Magazine capacity on the 1301 Tactical is a bit less than that of the 1301 Competition due to its shorter length. In mine, I can stuff 4, and sometimes 5, shells into the tube depending on the shell. Be aware that Beretta ships this model with a magazine plug in place, temporarily limiting tube capacity to two shells. No worries, just pop out the plug and you’re good to go.
Speaking of magazine capacity, I felt compelled to add a Nordic Components extension tube to my test model. While I could have chosen a longer tube, I opted for a 2 shell extension. This makes the overall length of the magazine tube just a hair longer than the barrel. I get two extra shells with no sacrifice of the compact handling qualities. Now, my total capacity, at least using Federal 12 gauge Gold Metal Target loads, is 7 in the tube plus one in the chamber. If you’re a 3 gun competitor, you might notice this sets this shotgun up nicely for…
While I was itching to try this shotgun anyway after seeing at the NRA Annual Meeting, I really wanted to test it in such a way as to give it a total workout. The idea was to configure this gun as a useful home defense model and the midnight 3 gun competition is a great way to test gear to see how it performs in the dark. In addition to the Aimpoint Micro H1 optic, I added a Crimson Trace Rail Master Pro up front on the right side. A Nordic Components tube / barrel clamp with rail segment gave me the perfect spot to do that. Since I’m a rightie, the Rail Master Pro light and laser is out of the way of my support hand, but the on/off lever is easily accessible when needed. From the range trips so far, this has potential to be a pretty sweet setup. Shooting near dusk, I found target acquisition to be super fast. Raise the gun and let your eye decide either to use the Aimpoint dot on target, the laser dot or both. I went ahead and zeroed the Aimpoint and Crimson Trace Rail Master Pro both at 15 yards, so depending on my angle, I see two dots almost on top when looking through the Aimpoint.

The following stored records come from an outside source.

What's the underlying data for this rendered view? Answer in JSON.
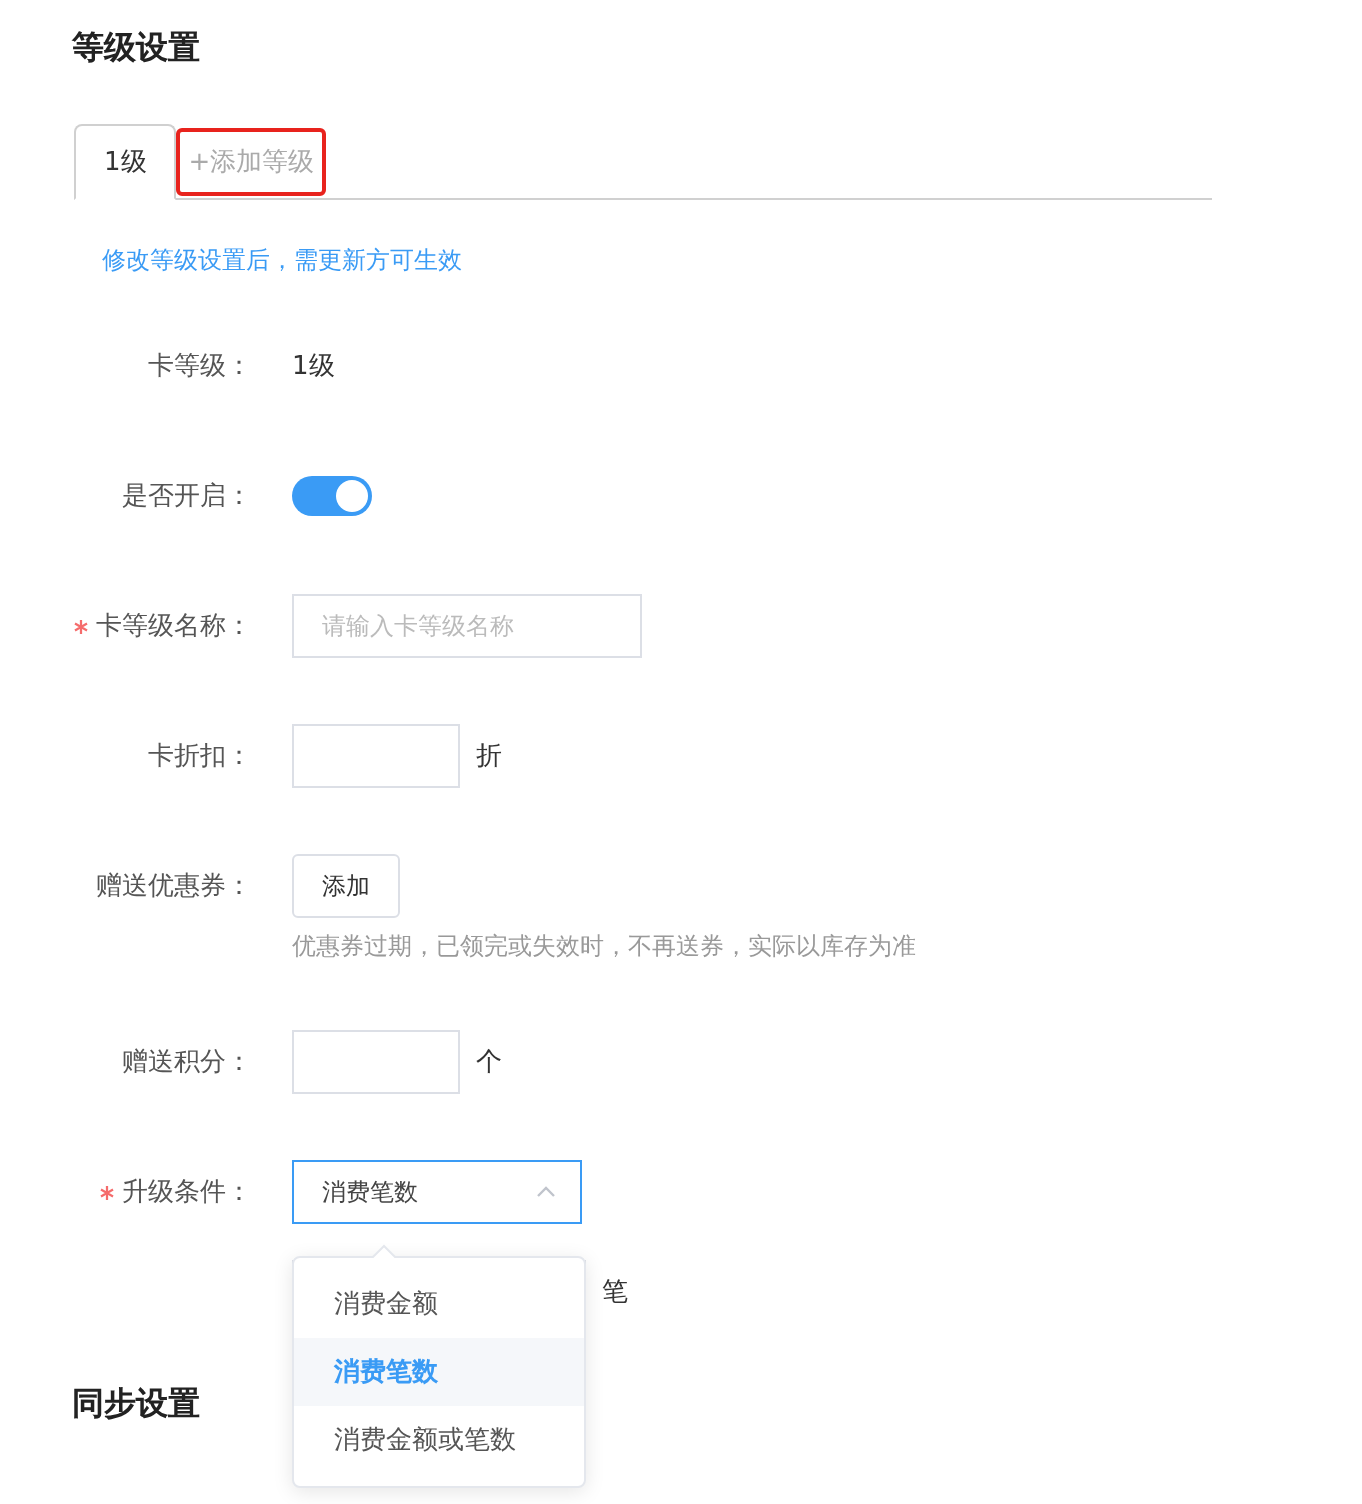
{
  "section_title": "等级设置",
  "tabs": [
    {
      "label": "1级",
      "selected": true,
      "highlighted": false
    },
    {
      "label": "+添加等级",
      "selected": false,
      "highlighted": true
    }
  ],
  "notice": "修改等级设置后，需更新方可生效",
  "form": [
    {
      "kind": "text",
      "label": "卡等级：",
      "required": false,
      "value": "1级"
    },
    {
      "kind": "switch",
      "label": "是否开启：",
      "required": false,
      "on": true
    },
    {
      "kind": "input",
      "label": "卡等级名称：",
      "required": true,
      "placeholder": "请输入卡等级名称"
    },
    {
      "kind": "input",
      "label": "卡折扣：",
      "required": false,
      "unit": "折"
    },
    {
      "kind": "button",
      "label": "赠送优惠券：",
      "required": false,
      "button": "添加",
      "hint": "优惠券过期，已领完或失效时，不再送券，实际以库存为准"
    },
    {
      "kind": "input",
      "label": "赠送积分：",
      "required": false,
      "unit": "个"
    },
    {
      "kind": "select",
      "label": "升级条件：",
      "required": true,
      "value": "消费笔数",
      "expanded": true,
      "options": [
        {
          "label": "消费金额",
          "selected": false
        },
        {
          "label": "消费笔数",
          "selected": true
        },
        {
          "label": "消费金额或笔数",
          "selected": false
        }
      ]
    },
    {
      "kind": "input",
      "required": false,
      "unit": "笔",
      "tight": true
    }
  ],
  "sync_title": "同步设置"
}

The operating controls are all oversized and easy to manipulate. The safety is a cross bolt, but has a large surface on both sides for easy activation and deactivation. The bolt release is actually a large pad about an inch and a half long, so you won’t be fumbling around to operate that in a hurry. The bolt charging handle is also enlarged and resembles a pyramid with the pointy end in the bolt. This helps keep your hand on it during vigorous cycling action.
One of the engineering enhancements is an upgraded gas operating system. According to Beretta, “The integrated BLINK gas operating system, featuring a cross tube gas piston, allows the 1301 Tactical to cycle 36% faster than any other shotgun on the market.” Reset and cycling is fast, allowing up to four shots per second if the shooter does their part.
So far, I’ve shot a variety of shells from this gun and have had no malfunctions of any kind. Slugs easily grouped into one large hole at 25 yards and the fixed cylinder bore barrel patterned buckshot and smaller birdshot consistently at “defensive” distances.
The standout feature is light weight and ease of handling. You’ll feel the recoil of full power defensive shells, but the factory recoil pad does a decent job of minimizing the hurt on your shoulder.
Two of us midnight desert shooters will be using this shotgun at the upcoming Crimson Trace Midnight 3 Gun Match so it will get a heck of a workout. Stay tuned for a full report after the match.